Despite its popularity among residents and visitors, many do not realize the ties that Boston’s Faneuil Hall has with the transatlantic slave trade. In fact, the name itself is one that honors Peter Faneuil, who was a wealthy American colonial merchant and slave trader. While recent outcries to change the name of the attraction were shot down by Mayor Marty Walsh, some recently uncovered artifacts may lead the city to embrace Boston’s role in the slave trade rather than trying to brush it under the rug.
Several 17th– and 18th-century artifacts were recently uncovered during an archeological dig beneath Faneuil Hall. Among these is a 24-inch cone-shaped shard from a cream-colored sugar mold. While the piece may seem like nothing but a simple piece of broken pottery, the mold would have been packed by slaves with sugar gathered by slaves as an essential part of the transatlantic slave trade. More than 40 other pieces were also uncovered during the dig, prompting the Walsh administration to propose spending $315,000 to restore the artifacts in order to illuminate the city’s role in the slave trade.
One of the wealthiest Colonial ports in North America, Boston’s role in the slave trade is often downplayed. With the recent discovery of these artifacts, however, it looks as though the city is ready to shed more light on the role it played in this dark part of American history.
The Faneuil Hall Legacy
The Walsh administration has received pressure recently regarding the name of Faneuil Hall, whose namesake was a slave trader himself. In fact, it was the wealth that he acquired through the slave trade that allowed him to bequeath the hall to the city in 1740. The hall was opened in September 1742, just six months prior to his death in 1743.
Even when it was first given to the city, Faneuil Hall came with its controversies. Given to the city to serve as a large market building, the hall was controversial in hat some residents felt peddling in the streets was preferable to having a large centralized market. While the market brought conveniences such as home delivery, it also led to noisy push-carts and higher prices. As such, Faneuil’s offer was only approved by a vote of 367 to 360 at the Boston Town Meeting.
Construction of the building took two years to complete, with the structure named after Faneuil himself following his death. The building as it stands today is not the original, however, as that structure was gutted by a fire in March 1761. While the walls remained, the interior was completely destroyed.

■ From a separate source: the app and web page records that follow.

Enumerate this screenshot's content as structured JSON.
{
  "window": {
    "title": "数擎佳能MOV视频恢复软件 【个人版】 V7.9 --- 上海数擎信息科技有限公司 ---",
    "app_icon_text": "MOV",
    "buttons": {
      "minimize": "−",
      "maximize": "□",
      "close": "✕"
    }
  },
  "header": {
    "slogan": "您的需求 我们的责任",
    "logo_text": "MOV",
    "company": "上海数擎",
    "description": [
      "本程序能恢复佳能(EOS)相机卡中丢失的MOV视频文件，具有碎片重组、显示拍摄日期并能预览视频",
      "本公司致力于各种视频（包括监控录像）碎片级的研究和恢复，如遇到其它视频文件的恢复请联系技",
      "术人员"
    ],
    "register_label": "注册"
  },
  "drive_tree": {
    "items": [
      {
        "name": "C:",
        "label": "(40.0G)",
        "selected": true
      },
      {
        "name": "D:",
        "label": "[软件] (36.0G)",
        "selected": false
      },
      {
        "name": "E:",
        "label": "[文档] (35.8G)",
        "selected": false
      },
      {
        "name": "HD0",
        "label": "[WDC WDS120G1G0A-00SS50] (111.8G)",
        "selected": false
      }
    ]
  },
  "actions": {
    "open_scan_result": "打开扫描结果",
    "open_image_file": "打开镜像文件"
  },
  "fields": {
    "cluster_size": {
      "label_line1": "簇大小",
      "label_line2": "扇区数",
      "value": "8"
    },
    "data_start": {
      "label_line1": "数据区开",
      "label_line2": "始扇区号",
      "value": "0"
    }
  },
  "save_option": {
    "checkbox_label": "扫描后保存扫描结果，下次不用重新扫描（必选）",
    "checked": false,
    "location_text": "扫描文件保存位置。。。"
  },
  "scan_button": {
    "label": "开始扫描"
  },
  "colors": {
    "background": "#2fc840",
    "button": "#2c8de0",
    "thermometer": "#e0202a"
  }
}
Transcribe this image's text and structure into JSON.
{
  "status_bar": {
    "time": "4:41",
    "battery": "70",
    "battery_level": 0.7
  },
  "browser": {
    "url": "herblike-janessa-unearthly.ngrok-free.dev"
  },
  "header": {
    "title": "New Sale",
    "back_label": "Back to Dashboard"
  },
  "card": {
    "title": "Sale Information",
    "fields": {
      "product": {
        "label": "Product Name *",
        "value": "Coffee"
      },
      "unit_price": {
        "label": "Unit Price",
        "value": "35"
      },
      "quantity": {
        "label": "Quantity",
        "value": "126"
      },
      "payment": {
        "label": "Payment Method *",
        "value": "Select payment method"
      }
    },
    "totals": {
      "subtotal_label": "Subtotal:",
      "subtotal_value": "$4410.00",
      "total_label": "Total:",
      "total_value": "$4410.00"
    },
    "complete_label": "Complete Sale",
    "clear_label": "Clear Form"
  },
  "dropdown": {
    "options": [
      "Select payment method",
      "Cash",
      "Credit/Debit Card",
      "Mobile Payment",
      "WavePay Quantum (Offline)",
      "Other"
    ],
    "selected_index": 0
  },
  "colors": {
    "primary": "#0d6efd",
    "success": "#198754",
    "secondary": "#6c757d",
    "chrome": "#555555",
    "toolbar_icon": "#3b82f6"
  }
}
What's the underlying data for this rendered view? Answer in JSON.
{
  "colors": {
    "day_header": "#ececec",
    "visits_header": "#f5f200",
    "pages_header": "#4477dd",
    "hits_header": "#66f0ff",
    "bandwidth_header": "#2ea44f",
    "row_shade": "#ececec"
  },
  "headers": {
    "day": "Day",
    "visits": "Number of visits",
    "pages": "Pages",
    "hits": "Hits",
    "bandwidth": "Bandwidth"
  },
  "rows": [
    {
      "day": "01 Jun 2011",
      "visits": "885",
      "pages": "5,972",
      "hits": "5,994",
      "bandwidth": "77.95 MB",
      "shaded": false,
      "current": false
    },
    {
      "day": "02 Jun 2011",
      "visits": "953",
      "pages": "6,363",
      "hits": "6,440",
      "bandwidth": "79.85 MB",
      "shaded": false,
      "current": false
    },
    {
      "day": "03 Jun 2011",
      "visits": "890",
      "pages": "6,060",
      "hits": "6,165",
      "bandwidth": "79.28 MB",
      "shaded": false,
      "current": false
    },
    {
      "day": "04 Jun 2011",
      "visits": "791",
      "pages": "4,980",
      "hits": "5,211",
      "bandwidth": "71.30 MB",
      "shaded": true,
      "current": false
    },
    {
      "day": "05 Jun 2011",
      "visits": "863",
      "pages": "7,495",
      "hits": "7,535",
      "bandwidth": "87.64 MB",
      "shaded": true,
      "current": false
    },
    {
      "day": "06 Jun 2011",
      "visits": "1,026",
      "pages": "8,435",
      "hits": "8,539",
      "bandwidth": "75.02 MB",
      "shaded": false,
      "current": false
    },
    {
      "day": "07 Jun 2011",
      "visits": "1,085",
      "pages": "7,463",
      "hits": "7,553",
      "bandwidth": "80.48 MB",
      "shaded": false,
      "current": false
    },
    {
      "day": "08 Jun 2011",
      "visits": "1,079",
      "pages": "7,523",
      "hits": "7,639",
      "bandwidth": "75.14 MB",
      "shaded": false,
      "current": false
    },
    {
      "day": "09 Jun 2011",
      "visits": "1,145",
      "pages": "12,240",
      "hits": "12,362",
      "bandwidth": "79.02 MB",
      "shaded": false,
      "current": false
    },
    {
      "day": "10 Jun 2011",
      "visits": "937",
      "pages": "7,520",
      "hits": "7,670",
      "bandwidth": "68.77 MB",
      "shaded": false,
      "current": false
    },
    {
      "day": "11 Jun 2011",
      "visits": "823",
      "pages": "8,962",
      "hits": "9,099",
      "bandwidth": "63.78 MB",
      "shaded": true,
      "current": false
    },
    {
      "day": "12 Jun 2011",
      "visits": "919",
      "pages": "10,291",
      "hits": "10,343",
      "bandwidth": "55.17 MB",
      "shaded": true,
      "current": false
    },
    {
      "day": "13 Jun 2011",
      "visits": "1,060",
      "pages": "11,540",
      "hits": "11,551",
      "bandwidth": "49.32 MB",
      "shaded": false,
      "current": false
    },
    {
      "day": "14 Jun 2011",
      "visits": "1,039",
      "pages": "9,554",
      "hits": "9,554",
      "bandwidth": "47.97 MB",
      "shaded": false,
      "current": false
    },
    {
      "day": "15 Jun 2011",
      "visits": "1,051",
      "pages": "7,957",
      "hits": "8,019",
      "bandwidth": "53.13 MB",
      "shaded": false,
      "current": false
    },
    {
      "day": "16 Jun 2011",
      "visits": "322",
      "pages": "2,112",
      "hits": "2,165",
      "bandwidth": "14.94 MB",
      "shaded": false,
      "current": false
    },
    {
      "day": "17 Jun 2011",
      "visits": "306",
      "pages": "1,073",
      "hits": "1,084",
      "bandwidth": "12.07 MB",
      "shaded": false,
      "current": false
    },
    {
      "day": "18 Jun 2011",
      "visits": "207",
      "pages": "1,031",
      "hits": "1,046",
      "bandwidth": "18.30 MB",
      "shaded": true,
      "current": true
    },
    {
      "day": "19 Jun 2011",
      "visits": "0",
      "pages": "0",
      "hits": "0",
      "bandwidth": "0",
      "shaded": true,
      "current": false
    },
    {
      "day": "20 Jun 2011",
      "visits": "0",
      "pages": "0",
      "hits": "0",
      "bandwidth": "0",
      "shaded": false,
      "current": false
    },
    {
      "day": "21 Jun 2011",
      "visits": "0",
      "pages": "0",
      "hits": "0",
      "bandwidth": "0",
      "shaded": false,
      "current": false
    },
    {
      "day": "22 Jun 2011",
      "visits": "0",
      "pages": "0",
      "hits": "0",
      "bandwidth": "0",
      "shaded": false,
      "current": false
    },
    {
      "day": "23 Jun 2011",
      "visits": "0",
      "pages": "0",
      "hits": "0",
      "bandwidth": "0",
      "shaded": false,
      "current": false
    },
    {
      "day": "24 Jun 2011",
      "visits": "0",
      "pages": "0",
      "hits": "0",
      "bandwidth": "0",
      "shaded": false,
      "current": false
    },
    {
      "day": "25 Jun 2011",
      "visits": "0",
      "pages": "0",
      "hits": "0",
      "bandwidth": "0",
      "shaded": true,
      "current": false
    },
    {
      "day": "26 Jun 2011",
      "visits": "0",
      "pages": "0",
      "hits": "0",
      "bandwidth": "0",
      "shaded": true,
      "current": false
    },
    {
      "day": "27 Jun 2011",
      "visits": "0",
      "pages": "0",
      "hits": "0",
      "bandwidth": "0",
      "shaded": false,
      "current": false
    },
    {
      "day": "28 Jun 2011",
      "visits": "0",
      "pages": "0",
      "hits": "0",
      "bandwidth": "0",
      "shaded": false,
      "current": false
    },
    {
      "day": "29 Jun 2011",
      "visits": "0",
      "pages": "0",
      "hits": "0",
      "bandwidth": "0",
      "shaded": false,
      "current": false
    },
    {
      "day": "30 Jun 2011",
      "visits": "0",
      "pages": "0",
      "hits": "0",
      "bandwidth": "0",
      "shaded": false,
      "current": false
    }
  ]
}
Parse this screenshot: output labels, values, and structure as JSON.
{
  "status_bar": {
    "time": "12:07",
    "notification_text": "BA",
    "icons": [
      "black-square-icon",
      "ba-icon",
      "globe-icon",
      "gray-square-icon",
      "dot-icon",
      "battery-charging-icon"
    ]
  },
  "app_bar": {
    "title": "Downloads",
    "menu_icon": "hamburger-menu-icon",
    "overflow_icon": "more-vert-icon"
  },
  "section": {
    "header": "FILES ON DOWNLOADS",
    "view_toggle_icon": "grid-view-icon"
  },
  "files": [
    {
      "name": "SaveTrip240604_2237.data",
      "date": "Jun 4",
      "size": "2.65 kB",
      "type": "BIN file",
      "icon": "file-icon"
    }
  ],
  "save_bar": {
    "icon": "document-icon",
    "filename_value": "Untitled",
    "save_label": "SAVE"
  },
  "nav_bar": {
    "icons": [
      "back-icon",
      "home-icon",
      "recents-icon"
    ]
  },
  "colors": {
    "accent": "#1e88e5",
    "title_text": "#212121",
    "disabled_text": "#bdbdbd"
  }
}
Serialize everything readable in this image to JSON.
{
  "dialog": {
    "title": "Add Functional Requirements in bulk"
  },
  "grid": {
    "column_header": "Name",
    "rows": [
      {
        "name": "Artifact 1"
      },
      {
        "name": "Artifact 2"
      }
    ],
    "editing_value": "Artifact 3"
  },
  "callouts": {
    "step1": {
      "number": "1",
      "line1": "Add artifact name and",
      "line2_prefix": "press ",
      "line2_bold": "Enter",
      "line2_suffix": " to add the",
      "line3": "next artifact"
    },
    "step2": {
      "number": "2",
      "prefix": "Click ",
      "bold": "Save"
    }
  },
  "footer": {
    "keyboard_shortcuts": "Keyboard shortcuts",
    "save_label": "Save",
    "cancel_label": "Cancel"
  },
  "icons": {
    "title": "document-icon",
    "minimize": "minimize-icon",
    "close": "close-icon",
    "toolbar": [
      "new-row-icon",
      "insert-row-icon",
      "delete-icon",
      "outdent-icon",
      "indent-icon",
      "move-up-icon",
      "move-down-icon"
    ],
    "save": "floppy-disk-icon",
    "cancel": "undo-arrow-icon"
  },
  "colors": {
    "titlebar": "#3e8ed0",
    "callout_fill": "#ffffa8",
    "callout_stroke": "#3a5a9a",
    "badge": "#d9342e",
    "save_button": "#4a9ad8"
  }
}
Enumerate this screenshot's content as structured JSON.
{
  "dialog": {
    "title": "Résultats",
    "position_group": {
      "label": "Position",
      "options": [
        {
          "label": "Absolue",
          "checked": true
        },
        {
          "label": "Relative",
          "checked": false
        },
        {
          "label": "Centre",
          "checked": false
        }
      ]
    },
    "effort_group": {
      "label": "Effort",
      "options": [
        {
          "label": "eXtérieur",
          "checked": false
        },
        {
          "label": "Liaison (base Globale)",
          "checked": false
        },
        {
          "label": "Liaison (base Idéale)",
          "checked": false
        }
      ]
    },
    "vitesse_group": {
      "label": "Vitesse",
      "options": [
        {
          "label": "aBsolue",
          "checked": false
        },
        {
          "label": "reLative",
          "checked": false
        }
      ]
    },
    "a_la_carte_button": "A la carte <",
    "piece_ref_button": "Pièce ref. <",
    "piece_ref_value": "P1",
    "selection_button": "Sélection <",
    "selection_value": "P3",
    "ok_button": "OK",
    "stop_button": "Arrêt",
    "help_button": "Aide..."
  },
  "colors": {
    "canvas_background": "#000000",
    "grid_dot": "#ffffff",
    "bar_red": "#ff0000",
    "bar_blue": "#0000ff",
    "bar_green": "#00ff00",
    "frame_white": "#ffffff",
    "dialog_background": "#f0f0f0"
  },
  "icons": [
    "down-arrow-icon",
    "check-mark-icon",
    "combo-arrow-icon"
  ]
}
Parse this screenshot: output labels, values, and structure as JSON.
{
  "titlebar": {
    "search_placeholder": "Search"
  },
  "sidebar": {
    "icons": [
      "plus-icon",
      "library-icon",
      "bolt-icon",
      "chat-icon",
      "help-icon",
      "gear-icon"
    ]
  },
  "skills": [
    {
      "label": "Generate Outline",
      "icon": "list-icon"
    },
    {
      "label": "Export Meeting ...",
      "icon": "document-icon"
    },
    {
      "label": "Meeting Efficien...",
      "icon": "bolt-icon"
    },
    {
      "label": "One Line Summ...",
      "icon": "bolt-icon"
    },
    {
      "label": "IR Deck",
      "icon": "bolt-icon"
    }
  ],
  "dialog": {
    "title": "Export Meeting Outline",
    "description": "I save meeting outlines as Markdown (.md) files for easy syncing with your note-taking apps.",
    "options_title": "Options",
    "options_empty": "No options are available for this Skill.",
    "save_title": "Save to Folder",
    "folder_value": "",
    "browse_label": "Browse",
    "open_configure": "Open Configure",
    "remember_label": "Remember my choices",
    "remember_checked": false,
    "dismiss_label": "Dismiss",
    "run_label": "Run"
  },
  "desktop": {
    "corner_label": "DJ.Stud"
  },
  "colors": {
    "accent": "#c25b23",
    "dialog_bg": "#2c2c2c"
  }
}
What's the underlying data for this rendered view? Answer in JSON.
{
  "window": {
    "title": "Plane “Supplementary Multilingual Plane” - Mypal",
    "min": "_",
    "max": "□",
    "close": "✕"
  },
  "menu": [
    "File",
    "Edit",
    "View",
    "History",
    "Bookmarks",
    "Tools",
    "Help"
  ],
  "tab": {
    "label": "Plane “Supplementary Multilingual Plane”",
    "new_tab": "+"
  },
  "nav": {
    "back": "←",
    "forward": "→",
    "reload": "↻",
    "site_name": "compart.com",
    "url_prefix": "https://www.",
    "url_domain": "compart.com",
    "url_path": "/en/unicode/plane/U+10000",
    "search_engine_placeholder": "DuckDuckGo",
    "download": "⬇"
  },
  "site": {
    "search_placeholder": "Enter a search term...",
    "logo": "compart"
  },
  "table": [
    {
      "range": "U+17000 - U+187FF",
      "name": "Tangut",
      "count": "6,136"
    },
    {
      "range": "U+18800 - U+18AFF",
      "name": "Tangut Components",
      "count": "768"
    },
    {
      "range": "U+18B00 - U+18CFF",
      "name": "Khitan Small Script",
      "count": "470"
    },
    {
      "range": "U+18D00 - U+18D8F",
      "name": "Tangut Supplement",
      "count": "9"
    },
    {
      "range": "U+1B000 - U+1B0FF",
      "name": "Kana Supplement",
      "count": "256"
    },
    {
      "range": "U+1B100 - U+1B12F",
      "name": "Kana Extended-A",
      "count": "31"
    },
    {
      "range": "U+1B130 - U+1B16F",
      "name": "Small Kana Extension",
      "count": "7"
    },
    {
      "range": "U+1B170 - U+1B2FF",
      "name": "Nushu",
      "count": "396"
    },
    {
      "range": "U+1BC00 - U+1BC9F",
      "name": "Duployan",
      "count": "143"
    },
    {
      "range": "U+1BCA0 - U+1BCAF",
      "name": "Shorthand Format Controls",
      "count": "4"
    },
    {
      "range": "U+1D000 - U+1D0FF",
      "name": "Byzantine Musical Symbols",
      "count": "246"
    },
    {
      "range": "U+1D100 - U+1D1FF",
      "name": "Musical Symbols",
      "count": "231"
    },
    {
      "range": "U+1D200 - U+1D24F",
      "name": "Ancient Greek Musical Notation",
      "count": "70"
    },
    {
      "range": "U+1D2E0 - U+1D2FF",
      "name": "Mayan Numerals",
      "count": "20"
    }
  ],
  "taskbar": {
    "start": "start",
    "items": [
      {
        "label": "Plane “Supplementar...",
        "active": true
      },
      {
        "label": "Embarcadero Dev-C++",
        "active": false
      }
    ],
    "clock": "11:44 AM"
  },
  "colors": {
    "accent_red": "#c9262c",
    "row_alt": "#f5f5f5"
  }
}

While Faneuil Hall is perhaps blemished by being the namesake of a slave trader, the structure itself has a rich history of playing an important part in American freedom. For example, the town frequently met at the hall to protest British policy prior to the American Revolution. Similarly, the room above the market stalls became a civic center that hosted several prerevolutionary meetings. As such, it has become known as America’s “Cradle of Liberty”.